Exercise: Where the string "search" appears in a line of the data, show that line.

Material for this task:
○ ○ ○
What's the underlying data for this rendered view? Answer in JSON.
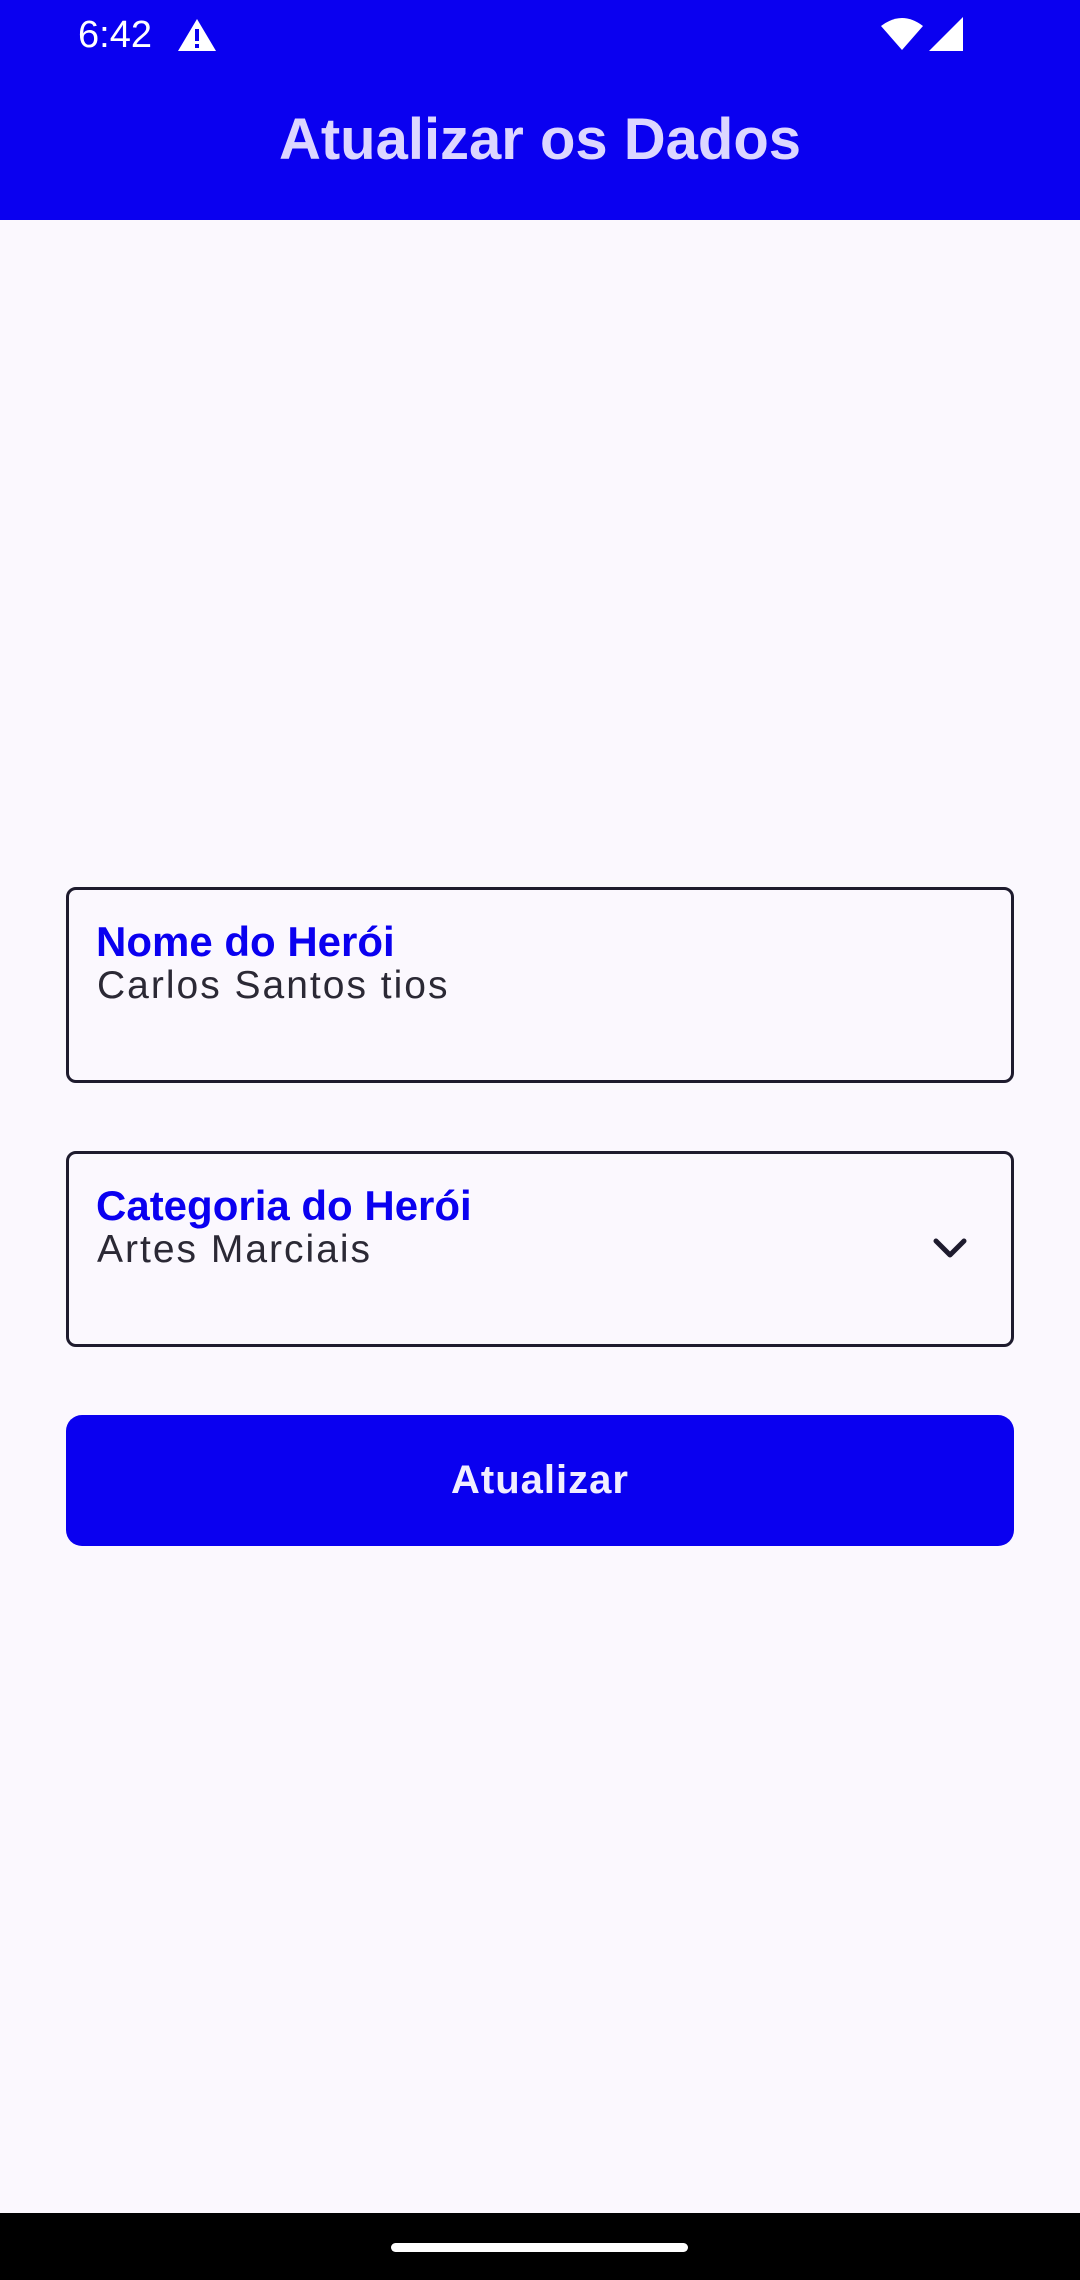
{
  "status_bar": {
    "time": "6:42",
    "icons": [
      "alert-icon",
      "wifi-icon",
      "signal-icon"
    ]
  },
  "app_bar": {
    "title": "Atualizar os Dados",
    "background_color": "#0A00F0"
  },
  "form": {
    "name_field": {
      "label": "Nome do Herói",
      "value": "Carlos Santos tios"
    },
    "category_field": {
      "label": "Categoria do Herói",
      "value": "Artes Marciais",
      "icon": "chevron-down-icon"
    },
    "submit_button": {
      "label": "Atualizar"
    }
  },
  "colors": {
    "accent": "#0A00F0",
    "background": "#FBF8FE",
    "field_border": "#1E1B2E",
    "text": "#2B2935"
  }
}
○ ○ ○
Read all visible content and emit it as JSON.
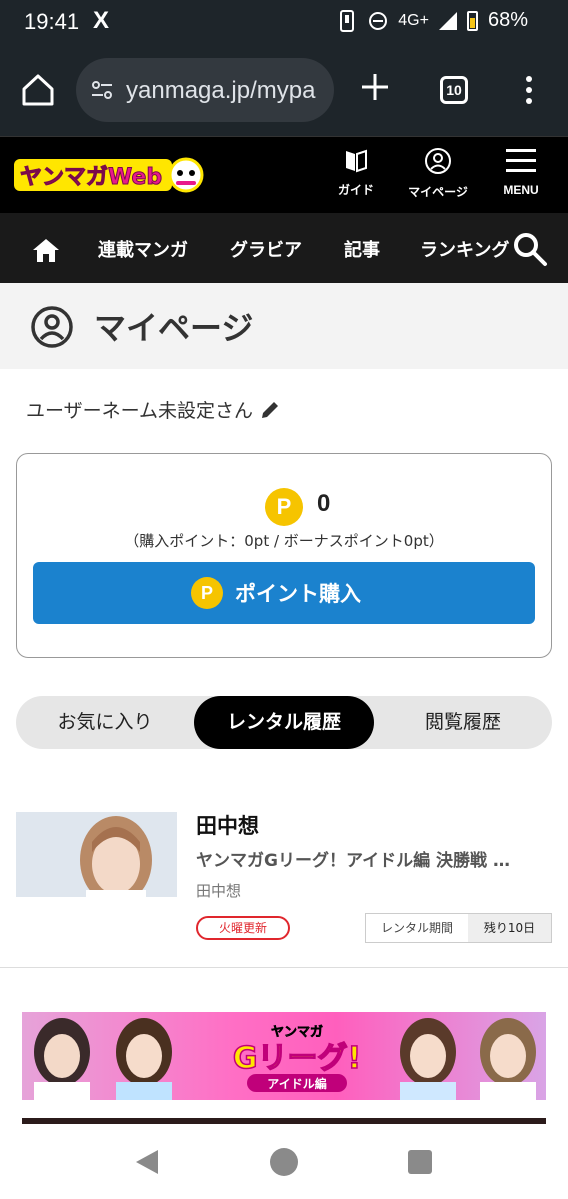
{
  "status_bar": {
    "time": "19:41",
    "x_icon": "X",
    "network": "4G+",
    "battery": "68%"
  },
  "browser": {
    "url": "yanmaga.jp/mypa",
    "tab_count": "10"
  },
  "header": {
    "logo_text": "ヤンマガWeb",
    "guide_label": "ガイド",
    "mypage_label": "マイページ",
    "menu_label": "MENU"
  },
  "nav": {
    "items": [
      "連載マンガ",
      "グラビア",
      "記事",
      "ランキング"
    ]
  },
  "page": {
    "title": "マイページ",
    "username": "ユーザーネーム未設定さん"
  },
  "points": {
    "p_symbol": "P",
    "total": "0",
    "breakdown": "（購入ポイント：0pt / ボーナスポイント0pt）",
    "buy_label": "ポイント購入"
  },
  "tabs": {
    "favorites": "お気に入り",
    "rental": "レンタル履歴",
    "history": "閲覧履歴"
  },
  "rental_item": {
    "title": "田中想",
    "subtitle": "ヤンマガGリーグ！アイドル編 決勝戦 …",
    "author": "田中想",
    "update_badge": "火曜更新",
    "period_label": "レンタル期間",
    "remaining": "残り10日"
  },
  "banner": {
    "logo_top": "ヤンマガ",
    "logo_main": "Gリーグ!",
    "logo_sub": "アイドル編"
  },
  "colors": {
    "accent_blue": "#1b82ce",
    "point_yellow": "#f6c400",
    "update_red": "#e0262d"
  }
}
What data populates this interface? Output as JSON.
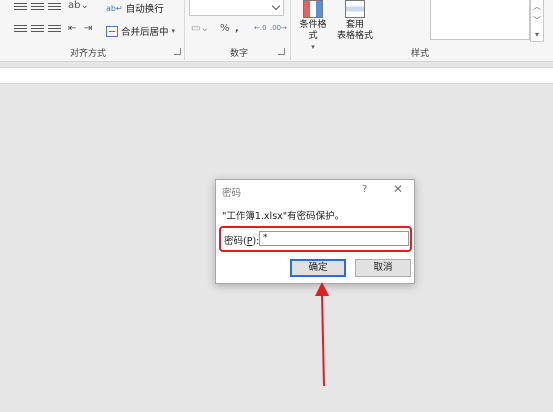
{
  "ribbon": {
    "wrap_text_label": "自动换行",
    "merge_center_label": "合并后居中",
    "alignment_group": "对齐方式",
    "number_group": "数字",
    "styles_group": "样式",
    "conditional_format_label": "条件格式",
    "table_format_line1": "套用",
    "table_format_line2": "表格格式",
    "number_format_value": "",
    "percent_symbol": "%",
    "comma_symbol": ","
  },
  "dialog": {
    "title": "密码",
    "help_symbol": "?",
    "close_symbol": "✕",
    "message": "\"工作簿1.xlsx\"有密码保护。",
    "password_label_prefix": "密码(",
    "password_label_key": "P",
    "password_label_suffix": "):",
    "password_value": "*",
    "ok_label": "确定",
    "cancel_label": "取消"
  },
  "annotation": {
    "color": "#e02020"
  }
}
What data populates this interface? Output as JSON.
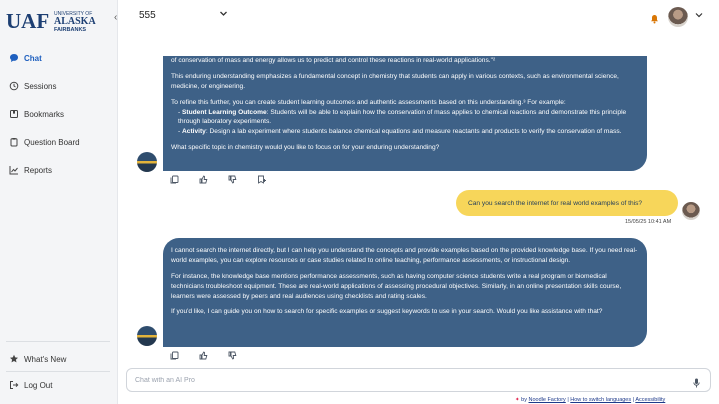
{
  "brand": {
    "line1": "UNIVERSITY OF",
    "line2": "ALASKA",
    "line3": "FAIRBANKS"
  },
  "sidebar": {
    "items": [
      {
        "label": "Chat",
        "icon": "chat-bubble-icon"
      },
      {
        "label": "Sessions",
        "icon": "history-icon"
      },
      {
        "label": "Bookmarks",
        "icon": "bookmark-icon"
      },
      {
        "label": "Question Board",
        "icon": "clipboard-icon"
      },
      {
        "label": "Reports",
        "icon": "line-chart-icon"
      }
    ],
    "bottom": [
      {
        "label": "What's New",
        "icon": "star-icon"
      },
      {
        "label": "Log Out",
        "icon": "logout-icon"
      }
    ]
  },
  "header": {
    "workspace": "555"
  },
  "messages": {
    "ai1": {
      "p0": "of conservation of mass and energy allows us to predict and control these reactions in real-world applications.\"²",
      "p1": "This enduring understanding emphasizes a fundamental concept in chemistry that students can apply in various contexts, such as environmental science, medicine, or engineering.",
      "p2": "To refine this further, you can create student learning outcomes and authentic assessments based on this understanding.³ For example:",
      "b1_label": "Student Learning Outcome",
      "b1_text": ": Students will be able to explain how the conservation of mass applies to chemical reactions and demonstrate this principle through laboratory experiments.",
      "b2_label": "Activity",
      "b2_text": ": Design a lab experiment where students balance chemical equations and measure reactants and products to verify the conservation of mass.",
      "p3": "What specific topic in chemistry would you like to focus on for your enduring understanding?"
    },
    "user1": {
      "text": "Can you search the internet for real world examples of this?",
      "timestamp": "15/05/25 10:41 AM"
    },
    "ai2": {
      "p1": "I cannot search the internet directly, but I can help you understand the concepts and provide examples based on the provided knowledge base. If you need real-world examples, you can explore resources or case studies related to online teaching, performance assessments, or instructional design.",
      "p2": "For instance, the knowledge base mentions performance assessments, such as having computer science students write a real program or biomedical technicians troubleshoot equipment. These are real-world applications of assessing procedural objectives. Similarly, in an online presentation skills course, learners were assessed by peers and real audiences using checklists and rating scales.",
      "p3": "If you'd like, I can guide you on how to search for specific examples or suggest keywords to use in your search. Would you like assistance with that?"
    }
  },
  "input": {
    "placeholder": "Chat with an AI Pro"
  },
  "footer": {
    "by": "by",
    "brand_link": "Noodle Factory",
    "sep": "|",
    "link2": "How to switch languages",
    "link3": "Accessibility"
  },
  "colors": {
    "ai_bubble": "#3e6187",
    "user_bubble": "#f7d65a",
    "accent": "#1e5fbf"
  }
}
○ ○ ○
Result for this exercise:
      "text": "Can you search the internet for real world examples of this?",
      "p1": "I cannot search the internet directly, but I can help you understand the concepts and provide examples based on the provided knowledge base. If you need real-world examples, you can explore resources or case studies related to online teaching, performance assessments, or instructional design.",
      "p3": "If you'd like, I can guide you on how to search for specific examples or suggest keywords to use in your search. Would you like assistance with that?"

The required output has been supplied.